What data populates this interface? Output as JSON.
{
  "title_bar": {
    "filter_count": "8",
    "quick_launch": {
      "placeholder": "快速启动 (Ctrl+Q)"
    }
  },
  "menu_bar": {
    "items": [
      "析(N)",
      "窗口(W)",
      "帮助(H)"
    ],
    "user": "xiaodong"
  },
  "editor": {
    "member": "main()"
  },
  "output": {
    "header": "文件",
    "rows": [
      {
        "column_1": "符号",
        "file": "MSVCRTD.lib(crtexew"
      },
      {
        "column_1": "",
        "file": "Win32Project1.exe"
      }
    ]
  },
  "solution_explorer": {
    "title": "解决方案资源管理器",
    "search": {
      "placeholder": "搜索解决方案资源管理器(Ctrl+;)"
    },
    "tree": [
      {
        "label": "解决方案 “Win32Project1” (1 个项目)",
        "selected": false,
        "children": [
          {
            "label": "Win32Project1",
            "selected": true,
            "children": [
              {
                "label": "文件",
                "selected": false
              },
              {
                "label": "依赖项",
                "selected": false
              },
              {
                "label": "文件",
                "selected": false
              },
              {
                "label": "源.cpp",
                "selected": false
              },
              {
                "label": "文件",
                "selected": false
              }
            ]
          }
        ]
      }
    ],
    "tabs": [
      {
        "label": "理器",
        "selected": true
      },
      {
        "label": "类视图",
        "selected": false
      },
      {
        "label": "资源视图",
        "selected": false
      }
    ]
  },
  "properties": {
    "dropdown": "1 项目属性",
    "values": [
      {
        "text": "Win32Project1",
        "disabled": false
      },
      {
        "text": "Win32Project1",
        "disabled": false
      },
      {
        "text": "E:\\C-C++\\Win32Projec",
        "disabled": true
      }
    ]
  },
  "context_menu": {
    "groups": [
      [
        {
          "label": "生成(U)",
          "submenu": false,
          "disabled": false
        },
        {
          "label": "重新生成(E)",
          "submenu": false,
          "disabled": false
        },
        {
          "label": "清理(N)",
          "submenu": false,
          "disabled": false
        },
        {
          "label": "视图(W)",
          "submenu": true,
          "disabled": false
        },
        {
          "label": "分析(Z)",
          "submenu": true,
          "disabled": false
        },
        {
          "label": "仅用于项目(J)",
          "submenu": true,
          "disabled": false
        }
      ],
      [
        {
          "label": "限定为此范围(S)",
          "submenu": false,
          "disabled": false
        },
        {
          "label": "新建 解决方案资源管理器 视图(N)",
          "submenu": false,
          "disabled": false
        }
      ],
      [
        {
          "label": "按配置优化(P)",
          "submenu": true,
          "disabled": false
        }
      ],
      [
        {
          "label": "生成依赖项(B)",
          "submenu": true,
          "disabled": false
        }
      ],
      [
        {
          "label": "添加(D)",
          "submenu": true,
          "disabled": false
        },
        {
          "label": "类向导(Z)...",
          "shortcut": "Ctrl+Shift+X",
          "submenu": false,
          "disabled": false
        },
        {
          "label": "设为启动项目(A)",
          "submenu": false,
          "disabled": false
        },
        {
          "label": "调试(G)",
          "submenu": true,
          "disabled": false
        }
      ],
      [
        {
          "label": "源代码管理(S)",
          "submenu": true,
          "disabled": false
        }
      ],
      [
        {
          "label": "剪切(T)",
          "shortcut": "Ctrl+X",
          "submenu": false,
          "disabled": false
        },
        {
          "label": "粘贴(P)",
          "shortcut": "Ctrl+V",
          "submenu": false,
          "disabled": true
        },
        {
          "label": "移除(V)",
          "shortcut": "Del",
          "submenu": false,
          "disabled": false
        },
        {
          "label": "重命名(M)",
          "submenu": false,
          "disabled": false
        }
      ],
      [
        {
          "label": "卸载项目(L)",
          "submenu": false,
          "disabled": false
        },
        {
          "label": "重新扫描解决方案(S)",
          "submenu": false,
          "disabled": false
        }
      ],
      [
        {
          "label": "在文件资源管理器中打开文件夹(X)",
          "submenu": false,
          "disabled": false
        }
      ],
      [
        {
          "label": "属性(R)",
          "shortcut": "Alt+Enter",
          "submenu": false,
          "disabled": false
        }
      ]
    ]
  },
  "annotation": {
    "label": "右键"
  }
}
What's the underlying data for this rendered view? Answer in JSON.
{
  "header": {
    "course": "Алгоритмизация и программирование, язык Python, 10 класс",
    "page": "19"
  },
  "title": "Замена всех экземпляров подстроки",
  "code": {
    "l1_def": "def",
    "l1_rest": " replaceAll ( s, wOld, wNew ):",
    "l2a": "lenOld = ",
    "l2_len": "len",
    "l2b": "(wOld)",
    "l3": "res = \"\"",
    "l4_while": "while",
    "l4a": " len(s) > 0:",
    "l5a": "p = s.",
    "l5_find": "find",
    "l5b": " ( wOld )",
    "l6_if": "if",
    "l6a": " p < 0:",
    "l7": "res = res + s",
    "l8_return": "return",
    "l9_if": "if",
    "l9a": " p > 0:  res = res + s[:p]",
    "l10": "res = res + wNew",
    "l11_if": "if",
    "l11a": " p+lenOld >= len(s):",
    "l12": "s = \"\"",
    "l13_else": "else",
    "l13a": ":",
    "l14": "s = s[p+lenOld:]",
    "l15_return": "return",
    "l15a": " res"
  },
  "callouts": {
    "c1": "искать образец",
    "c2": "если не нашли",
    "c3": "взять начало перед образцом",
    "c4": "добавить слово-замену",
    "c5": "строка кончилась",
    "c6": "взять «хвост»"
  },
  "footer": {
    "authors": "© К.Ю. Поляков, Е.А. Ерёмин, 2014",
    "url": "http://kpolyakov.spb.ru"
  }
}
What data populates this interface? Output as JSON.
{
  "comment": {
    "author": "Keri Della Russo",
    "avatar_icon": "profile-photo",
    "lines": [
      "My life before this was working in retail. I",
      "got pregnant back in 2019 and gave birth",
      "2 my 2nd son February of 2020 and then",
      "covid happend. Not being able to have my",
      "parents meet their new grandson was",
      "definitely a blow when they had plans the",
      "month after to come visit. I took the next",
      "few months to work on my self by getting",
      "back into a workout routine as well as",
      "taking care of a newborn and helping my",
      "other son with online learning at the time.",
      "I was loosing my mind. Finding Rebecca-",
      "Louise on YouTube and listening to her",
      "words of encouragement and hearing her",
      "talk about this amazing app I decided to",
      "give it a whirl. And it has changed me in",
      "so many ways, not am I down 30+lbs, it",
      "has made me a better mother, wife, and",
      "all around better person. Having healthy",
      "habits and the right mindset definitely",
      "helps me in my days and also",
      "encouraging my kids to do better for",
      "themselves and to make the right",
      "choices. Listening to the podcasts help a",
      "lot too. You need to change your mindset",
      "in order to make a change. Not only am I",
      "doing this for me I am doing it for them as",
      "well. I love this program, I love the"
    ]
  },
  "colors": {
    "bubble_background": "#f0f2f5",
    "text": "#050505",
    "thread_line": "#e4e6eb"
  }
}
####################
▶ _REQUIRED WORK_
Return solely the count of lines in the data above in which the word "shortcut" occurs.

▶ _ANSWER BOX_
5